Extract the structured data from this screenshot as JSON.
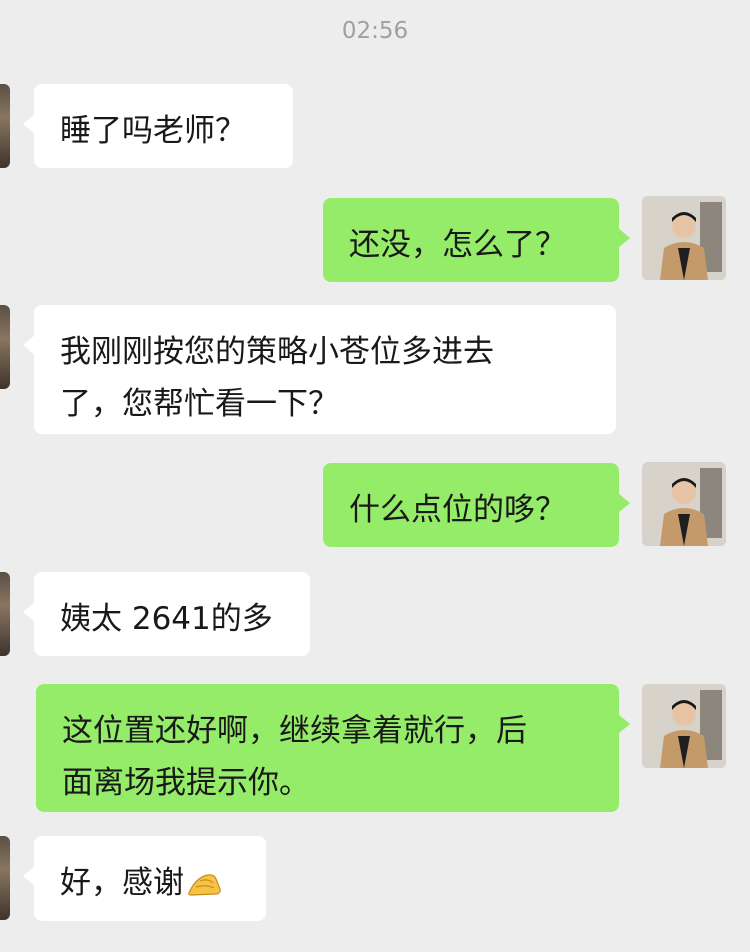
{
  "timestamp": "02:56",
  "messages": [
    {
      "side": "left",
      "text": "睡了吗老师？"
    },
    {
      "side": "right",
      "text": "还没，怎么了？"
    },
    {
      "side": "left",
      "lines": [
        "我刚刚按您的策略小苍位多进去",
        "了，您帮忙看一下？"
      ]
    },
    {
      "side": "right",
      "text": "什么点位的哆？"
    },
    {
      "side": "left",
      "text": "姨太 2641的多"
    },
    {
      "side": "right",
      "lines": [
        "这位置还好啊，继续拿着就行，后",
        "面离场我提示你。"
      ]
    },
    {
      "side": "left",
      "text": "好，感谢",
      "emoji": "pinched-fingers-icon"
    }
  ],
  "colors": {
    "background": "#ededed",
    "incoming_bubble": "#ffffff",
    "outgoing_bubble": "#95ec69",
    "timestamp": "#a0a0a0"
  }
}
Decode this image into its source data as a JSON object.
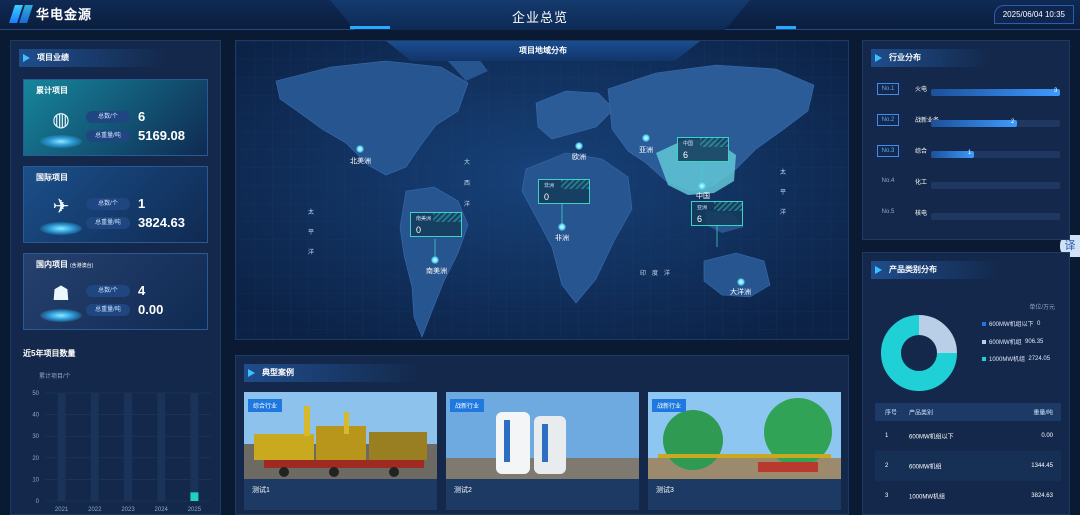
{
  "header": {
    "logo_text": "华电金源",
    "title": "企业总览",
    "datetime": "2025/06/04 10:35",
    "translate_label": "译"
  },
  "left": {
    "section_title": "项目业绩",
    "cards": [
      {
        "title": "累计项目",
        "subtitle": "",
        "icon": "globe-icon",
        "count_label": "总数/个",
        "count": "6",
        "output_label": "总重量/吨",
        "output": "5169.08",
        "bg": "#16869c"
      },
      {
        "title": "国际项目",
        "subtitle": "",
        "icon": "plane-globe-icon",
        "count_label": "总数/个",
        "count": "1",
        "output_label": "总重量/吨",
        "output": "3824.63",
        "bg": "#1b4f8a"
      },
      {
        "title": "国内项目",
        "subtitle": "(含港澳台)",
        "icon": "china-map-icon",
        "count_label": "总数/个",
        "count": "4",
        "output_label": "总重量/吨",
        "output": "0.00",
        "bg": "#27416f"
      }
    ],
    "years_title": "近5年项目数量",
    "years_unit": "累计项目/个"
  },
  "map": {
    "title": "项目地域分布",
    "regions": [
      {
        "name": "北美洲"
      },
      {
        "name": "南美洲"
      },
      {
        "name": "欧洲"
      },
      {
        "name": "非洲"
      },
      {
        "name": "亚洲"
      },
      {
        "name": "中国"
      },
      {
        "name": "大洋洲"
      }
    ],
    "oceans": [
      "大",
      "西",
      "洋",
      "太",
      "平",
      "洋",
      "太",
      "平",
      "洋",
      "印",
      "度",
      "洋"
    ],
    "tags": [
      {
        "label": "南美洲",
        "value": "0"
      },
      {
        "label": "非洲",
        "value": "0"
      },
      {
        "label": "中国",
        "value": "6"
      },
      {
        "label": "亚洲",
        "value": "6"
      }
    ]
  },
  "cases": {
    "title": "典型案例",
    "items": [
      {
        "tag": "综合行业",
        "label": "测试1"
      },
      {
        "tag": "战新行业",
        "label": "测试2"
      },
      {
        "tag": "战新行业",
        "label": "测试3"
      }
    ]
  },
  "industry": {
    "title": "行业分布",
    "items": [
      {
        "rank": "No.1",
        "name": "火电",
        "value": 3
      },
      {
        "rank": "No.2",
        "name": "战新业务",
        "value": 2
      },
      {
        "rank": "No.3",
        "name": "综合",
        "value": 1
      },
      {
        "rank": "No.4",
        "name": "化工",
        "value": 0
      },
      {
        "rank": "No.5",
        "name": "核电",
        "value": 0
      }
    ],
    "max": 3,
    "bar_color": "#3d9bff"
  },
  "product": {
    "title": "产品类别分布",
    "unit": "单位/万元",
    "legend": [
      {
        "name": "600MW机组以下",
        "value": "0",
        "color": "#1e78e0"
      },
      {
        "name": "600MW机组",
        "value": "906.35",
        "color": "#b9cfe8"
      },
      {
        "name": "1000MW机组",
        "value": "2724.05",
        "color": "#1fd1d6"
      }
    ],
    "table_headers": [
      "序号",
      "产品类别",
      "重量/吨"
    ],
    "table_rows": [
      [
        "1",
        "600MW机组以下",
        "0.00"
      ],
      [
        "2",
        "600MW机组",
        "1344.45"
      ],
      [
        "3",
        "1000MW机组",
        "3824.63"
      ]
    ]
  },
  "chart_data": {
    "type": "bar",
    "title": "近5年项目数量",
    "ylabel": "累计项目/个",
    "categories": [
      "2021",
      "2022",
      "2023",
      "2024",
      "2025"
    ],
    "values": [
      0,
      0,
      0,
      0,
      4
    ],
    "ylim": [
      0,
      50
    ],
    "yticks": [
      0,
      10,
      20,
      30,
      40,
      50
    ],
    "bar_color": "#1fd1c0"
  }
}
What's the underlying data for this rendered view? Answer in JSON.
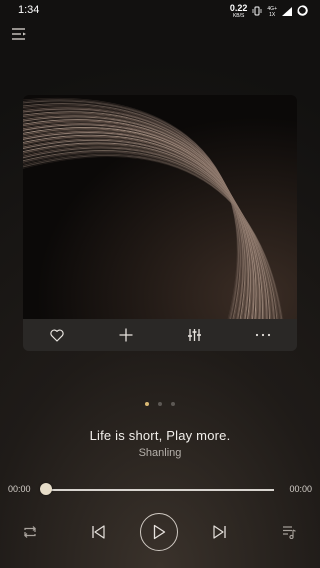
{
  "status_bar": {
    "time": "1:34",
    "net_speed_value": "0.22",
    "net_speed_unit": "KB/S",
    "network_type_top": "4G+",
    "network_type_bottom": "1X"
  },
  "album": {
    "art_description_icon": "album-art-image"
  },
  "card_actions": [
    {
      "name": "favorite",
      "icon": "heart-icon"
    },
    {
      "name": "add",
      "icon": "plus-icon"
    },
    {
      "name": "equalizer",
      "icon": "equalizer-icon"
    },
    {
      "name": "more",
      "icon": "more-icon"
    }
  ],
  "pager": {
    "count": 3,
    "active_index": 0
  },
  "track": {
    "title": "Life is short, Play more.",
    "artist": "Shanling"
  },
  "progress": {
    "elapsed": "00:00",
    "total": "00:00",
    "fraction": 0
  },
  "controls": {
    "repeat_icon": "repeat-icon",
    "previous_icon": "previous-icon",
    "play_icon": "play-icon",
    "next_icon": "next-icon",
    "playlist_icon": "playlist-icon"
  },
  "colors": {
    "accent": "#d9b873",
    "background": "#1f1b18"
  }
}
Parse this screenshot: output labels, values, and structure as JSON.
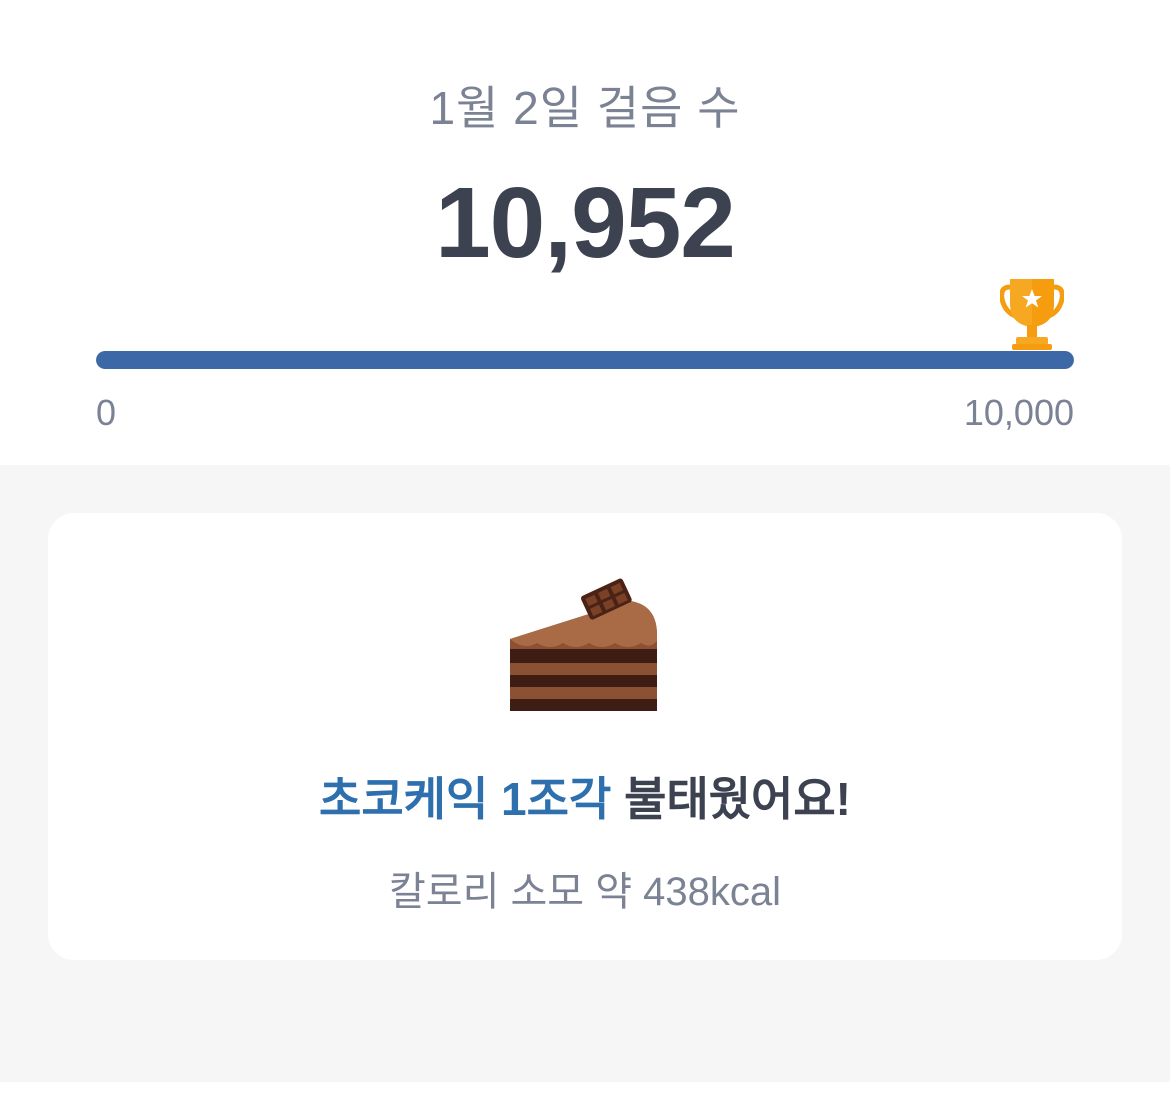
{
  "header": {
    "date_label": "1월 2일 걸음 수",
    "step_count": "10,952"
  },
  "progress": {
    "value": 10952,
    "goal": 10000,
    "fraction": 1.0,
    "min_label": "0",
    "max_label": "10,000",
    "bar_color": "#3d68a8",
    "goal_icon": "trophy-icon",
    "trophy_color": "#f7a823"
  },
  "calorie_card": {
    "icon": "chocolate-cake-icon",
    "food_highlight": "초코케익 1조각",
    "headline_rest": " 불태웠어요!",
    "subtext": "칼로리 소모 약 438kcal",
    "accent_color": "#2e6fae"
  }
}
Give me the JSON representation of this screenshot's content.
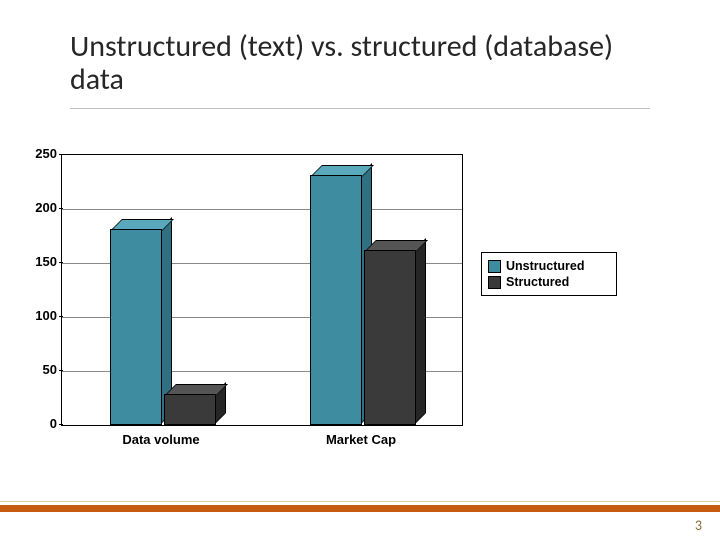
{
  "title": "Unstructured (text) vs. structured (database) data",
  "page_number": "3",
  "legend": {
    "unstructured": "Unstructured",
    "structured": "Structured"
  },
  "colors": {
    "unstructured_front": "#3d8ca0",
    "unstructured_top": "#5aa8bb",
    "unstructured_side": "#2f7082",
    "structured_front": "#3a3a3a",
    "structured_top": "#555555",
    "structured_side": "#262626",
    "accent_bar": "#c55a11"
  },
  "chart_data": {
    "type": "bar",
    "title": "",
    "xlabel": "",
    "ylabel": "",
    "ylim": [
      0,
      250
    ],
    "yticks": [
      0,
      50,
      100,
      150,
      200,
      250
    ],
    "categories": [
      "Data volume",
      "Market Cap"
    ],
    "series": [
      {
        "name": "Unstructured",
        "values": [
          180,
          230
        ]
      },
      {
        "name": "Structured",
        "values": [
          27,
          160
        ]
      }
    ]
  }
}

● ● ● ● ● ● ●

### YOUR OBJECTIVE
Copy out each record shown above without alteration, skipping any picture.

### EXERCISE OUTPUT
Extract the structured data from this screenshot as JSON.
{
  "timestamp": "02:56",
  "messages": [
    {
      "side": "left",
      "text": "睡了吗老师？"
    },
    {
      "side": "right",
      "text": "还没，怎么了？"
    },
    {
      "side": "left",
      "lines": [
        "我刚刚按您的策略小苍位多进去",
        "了，您帮忙看一下？"
      ]
    },
    {
      "side": "right",
      "text": "什么点位的哆？"
    },
    {
      "side": "left",
      "text": "姨太 2641的多"
    },
    {
      "side": "right",
      "lines": [
        "这位置还好啊，继续拿着就行，后",
        "面离场我提示你。"
      ]
    },
    {
      "side": "left",
      "text": "好，感谢",
      "emoji": "pinched-fingers-icon"
    }
  ],
  "colors": {
    "background": "#ededed",
    "incoming_bubble": "#ffffff",
    "outgoing_bubble": "#95ec69",
    "timestamp": "#a0a0a0"
  }
}
Decode this image into its source data as a JSON object.
{
  "header": {
    "logo_text": "华电金源",
    "title": "企业总览",
    "datetime": "2025/06/04 10:35",
    "translate_label": "译"
  },
  "left": {
    "section_title": "项目业绩",
    "cards": [
      {
        "title": "累计项目",
        "subtitle": "",
        "icon": "globe-icon",
        "count_label": "总数/个",
        "count": "6",
        "output_label": "总重量/吨",
        "output": "5169.08",
        "bg": "#16869c"
      },
      {
        "title": "国际项目",
        "subtitle": "",
        "icon": "plane-globe-icon",
        "count_label": "总数/个",
        "count": "1",
        "output_label": "总重量/吨",
        "output": "3824.63",
        "bg": "#1b4f8a"
      },
      {
        "title": "国内项目",
        "subtitle": "(含港澳台)",
        "icon": "china-map-icon",
        "count_label": "总数/个",
        "count": "4",
        "output_label": "总重量/吨",
        "output": "0.00",
        "bg": "#27416f"
      }
    ],
    "years_title": "近5年项目数量",
    "years_unit": "累计项目/个"
  },
  "map": {
    "title": "项目地域分布",
    "regions": [
      {
        "name": "北美洲"
      },
      {
        "name": "南美洲"
      },
      {
        "name": "欧洲"
      },
      {
        "name": "非洲"
      },
      {
        "name": "亚洲"
      },
      {
        "name": "中国"
      },
      {
        "name": "大洋洲"
      }
    ],
    "oceans": [
      "大",
      "西",
      "洋",
      "太",
      "平",
      "洋",
      "太",
      "平",
      "洋",
      "印",
      "度",
      "洋"
    ],
    "tags": [
      {
        "label": "南美洲",
        "value": "0"
      },
      {
        "label": "非洲",
        "value": "0"
      },
      {
        "label": "中国",
        "value": "6"
      },
      {
        "label": "亚洲",
        "value": "6"
      }
    ]
  },
  "cases": {
    "title": "典型案例",
    "items": [
      {
        "tag": "综合行业",
        "label": "测试1"
      },
      {
        "tag": "战新行业",
        "label": "测试2"
      },
      {
        "tag": "战新行业",
        "label": "测试3"
      }
    ]
  },
  "industry": {
    "title": "行业分布",
    "items": [
      {
        "rank": "No.1",
        "name": "火电",
        "value": 3
      },
      {
        "rank": "No.2",
        "name": "战新业务",
        "value": 2
      },
      {
        "rank": "No.3",
        "name": "综合",
        "value": 1
      },
      {
        "rank": "No.4",
        "name": "化工",
        "value": 0
      },
      {
        "rank": "No.5",
        "name": "核电",
        "value": 0
      }
    ],
    "max": 3,
    "bar_color": "#3d9bff"
  },
  "product": {
    "title": "产品类别分布",
    "unit": "单位/万元",
    "legend": [
      {
        "name": "600MW机组以下",
        "value": "0",
        "color": "#1e78e0"
      },
      {
        "name": "600MW机组",
        "value": "906.35",
        "color": "#b9cfe8"
      },
      {
        "name": "1000MW机组",
        "value": "2724.05",
        "color": "#1fd1d6"
      }
    ],
    "table_headers": [
      "序号",
      "产品类别",
      "重量/吨"
    ],
    "table_rows": [
      [
        "1",
        "600MW机组以下",
        "0.00"
      ],
      [
        "2",
        "600MW机组",
        "1344.45"
      ],
      [
        "3",
        "1000MW机组",
        "3824.63"
      ]
    ]
  },
  "chart_data": {
    "type": "bar",
    "title": "近5年项目数量",
    "ylabel": "累计项目/个",
    "categories": [
      "2021",
      "2022",
      "2023",
      "2024",
      "2025"
    ],
    "values": [
      0,
      0,
      0,
      0,
      4
    ],
    "ylim": [
      0,
      50
    ],
    "yticks": [
      0,
      10,
      20,
      30,
      40,
      50
    ],
    "bar_color": "#1fd1c0"
  }
}
What's the underlying data for this rendered view? Answer in JSON.
{
  "status_bar": {
    "time": "1:34",
    "net_speed_value": "0.22",
    "net_speed_unit": "KB/S",
    "network_type_top": "4G+",
    "network_type_bottom": "1X"
  },
  "album": {
    "art_description_icon": "album-art-image"
  },
  "card_actions": [
    {
      "name": "favorite",
      "icon": "heart-icon"
    },
    {
      "name": "add",
      "icon": "plus-icon"
    },
    {
      "name": "equalizer",
      "icon": "equalizer-icon"
    },
    {
      "name": "more",
      "icon": "more-icon"
    }
  ],
  "pager": {
    "count": 3,
    "active_index": 0
  },
  "track": {
    "title": "Life is short, Play more.",
    "artist": "Shanling"
  },
  "progress": {
    "elapsed": "00:00",
    "total": "00:00",
    "fraction": 0
  },
  "controls": {
    "repeat_icon": "repeat-icon",
    "previous_icon": "previous-icon",
    "play_icon": "play-icon",
    "next_icon": "next-icon",
    "playlist_icon": "playlist-icon"
  },
  "colors": {
    "accent": "#d9b873",
    "background": "#1f1b18"
  }
}
Parse this screenshot: output labels, values, and structure as JSON.
{
  "header": {
    "date_label": "1월 2일 걸음 수",
    "step_count": "10,952"
  },
  "progress": {
    "value": 10952,
    "goal": 10000,
    "fraction": 1.0,
    "min_label": "0",
    "max_label": "10,000",
    "bar_color": "#3d68a8",
    "goal_icon": "trophy-icon",
    "trophy_color": "#f7a823"
  },
  "calorie_card": {
    "icon": "chocolate-cake-icon",
    "food_highlight": "초코케익 1조각",
    "headline_rest": " 불태웠어요!",
    "subtext": "칼로리 소모 약 438kcal",
    "accent_color": "#2e6fae"
  }
}
Give me the JSON representation of this screenshot's content.
{
  "title": "Unstructured (text) vs. structured (database) data",
  "page_number": "3",
  "legend": {
    "unstructured": "Unstructured",
    "structured": "Structured"
  },
  "colors": {
    "unstructured_front": "#3d8ca0",
    "unstructured_top": "#5aa8bb",
    "unstructured_side": "#2f7082",
    "structured_front": "#3a3a3a",
    "structured_top": "#555555",
    "structured_side": "#262626",
    "accent_bar": "#c55a11"
  },
  "chart_data": {
    "type": "bar",
    "title": "",
    "xlabel": "",
    "ylabel": "",
    "ylim": [
      0,
      250
    ],
    "yticks": [
      0,
      50,
      100,
      150,
      200,
      250
    ],
    "categories": [
      "Data volume",
      "Market Cap"
    ],
    "series": [
      {
        "name": "Unstructured",
        "values": [
          180,
          230
        ]
      },
      {
        "name": "Structured",
        "values": [
          27,
          160
        ]
      }
    ]
  }
}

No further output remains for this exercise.